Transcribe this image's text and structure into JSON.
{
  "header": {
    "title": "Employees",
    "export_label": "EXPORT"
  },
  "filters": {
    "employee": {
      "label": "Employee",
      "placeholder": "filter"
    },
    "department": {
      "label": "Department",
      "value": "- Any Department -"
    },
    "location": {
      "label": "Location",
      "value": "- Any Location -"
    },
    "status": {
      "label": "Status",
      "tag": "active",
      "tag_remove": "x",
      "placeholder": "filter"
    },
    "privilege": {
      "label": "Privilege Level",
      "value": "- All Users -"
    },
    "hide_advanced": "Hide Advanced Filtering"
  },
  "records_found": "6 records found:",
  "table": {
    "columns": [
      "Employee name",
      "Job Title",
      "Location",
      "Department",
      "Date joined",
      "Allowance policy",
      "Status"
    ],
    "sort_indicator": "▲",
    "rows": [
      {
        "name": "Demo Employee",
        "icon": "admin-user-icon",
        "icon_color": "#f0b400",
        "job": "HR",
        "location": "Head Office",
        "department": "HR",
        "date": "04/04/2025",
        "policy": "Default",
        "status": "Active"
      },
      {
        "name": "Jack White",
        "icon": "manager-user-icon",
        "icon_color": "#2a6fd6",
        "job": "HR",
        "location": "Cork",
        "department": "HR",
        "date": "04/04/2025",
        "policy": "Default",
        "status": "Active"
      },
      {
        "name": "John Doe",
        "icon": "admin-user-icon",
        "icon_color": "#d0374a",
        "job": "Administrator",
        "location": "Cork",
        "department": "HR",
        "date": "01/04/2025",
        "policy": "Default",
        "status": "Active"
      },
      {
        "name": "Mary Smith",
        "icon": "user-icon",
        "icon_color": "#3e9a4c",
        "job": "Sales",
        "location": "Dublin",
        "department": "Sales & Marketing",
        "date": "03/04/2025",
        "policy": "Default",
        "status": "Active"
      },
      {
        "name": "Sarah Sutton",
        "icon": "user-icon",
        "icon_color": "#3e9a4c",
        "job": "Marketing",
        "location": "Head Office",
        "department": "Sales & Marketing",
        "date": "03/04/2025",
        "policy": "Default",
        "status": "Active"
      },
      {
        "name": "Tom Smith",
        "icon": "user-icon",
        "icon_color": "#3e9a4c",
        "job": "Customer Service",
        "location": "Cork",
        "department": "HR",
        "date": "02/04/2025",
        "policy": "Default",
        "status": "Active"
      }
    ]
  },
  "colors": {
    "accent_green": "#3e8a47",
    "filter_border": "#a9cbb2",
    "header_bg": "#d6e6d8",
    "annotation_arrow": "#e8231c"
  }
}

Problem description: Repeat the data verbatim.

Response area:
Transcribe this image's text and structure into JSON.
{
  "header": {
    "title": "Employees",
    "export_label": "EXPORT"
  },
  "filters": {
    "employee": {
      "label": "Employee",
      "placeholder": "filter"
    },
    "department": {
      "label": "Department",
      "value": "- Any Department -"
    },
    "location": {
      "label": "Location",
      "value": "- Any Location -"
    },
    "status": {
      "label": "Status",
      "tag": "active",
      "tag_remove": "x",
      "placeholder": "filter"
    },
    "privilege": {
      "label": "Privilege Level",
      "value": "- All Users -"
    },
    "hide_advanced": "Hide Advanced Filtering"
  },
  "records_found": "6 records found:",
  "table": {
    "columns": [
      "Employee name",
      "Job Title",
      "Location",
      "Department",
      "Date joined",
      "Allowance policy",
      "Status"
    ],
    "sort_indicator": "▲",
    "rows": [
      {
        "name": "Demo Employee",
        "icon": "admin-user-icon",
        "icon_color": "#f0b400",
        "job": "HR",
        "location": "Head Office",
        "department": "HR",
        "date": "04/04/2025",
        "policy": "Default",
        "status": "Active"
      },
      {
        "name": "Jack White",
        "icon": "manager-user-icon",
        "icon_color": "#2a6fd6",
        "job": "HR",
        "location": "Cork",
        "department": "HR",
        "date": "04/04/2025",
        "policy": "Default",
        "status": "Active"
      },
      {
        "name": "John Doe",
        "icon": "admin-user-icon",
        "icon_color": "#d0374a",
        "job": "Administrator",
        "location": "Cork",
        "department": "HR",
        "date": "01/04/2025",
        "policy": "Default",
        "status": "Active"
      },
      {
        "name": "Mary Smith",
        "icon": "user-icon",
        "icon_color": "#3e9a4c",
        "job": "Sales",
        "location": "Dublin",
        "department": "Sales & Marketing",
        "date": "03/04/2025",
        "policy": "Default",
        "status": "Active"
      },
      {
        "name": "Sarah Sutton",
        "icon": "user-icon",
        "icon_color": "#3e9a4c",
        "job": "Marketing",
        "location": "Head Office",
        "department": "Sales & Marketing",
        "date": "03/04/2025",
        "policy": "Default",
        "status": "Active"
      },
      {
        "name": "Tom Smith",
        "icon": "user-icon",
        "icon_color": "#3e9a4c",
        "job": "Customer Service",
        "location": "Cork",
        "department": "HR",
        "date": "02/04/2025",
        "policy": "Default",
        "status": "Active"
      }
    ]
  },
  "colors": {
    "accent_green": "#3e8a47",
    "filter_border": "#a9cbb2",
    "header_bg": "#d6e6d8",
    "annotation_arrow": "#e8231c"
  }
}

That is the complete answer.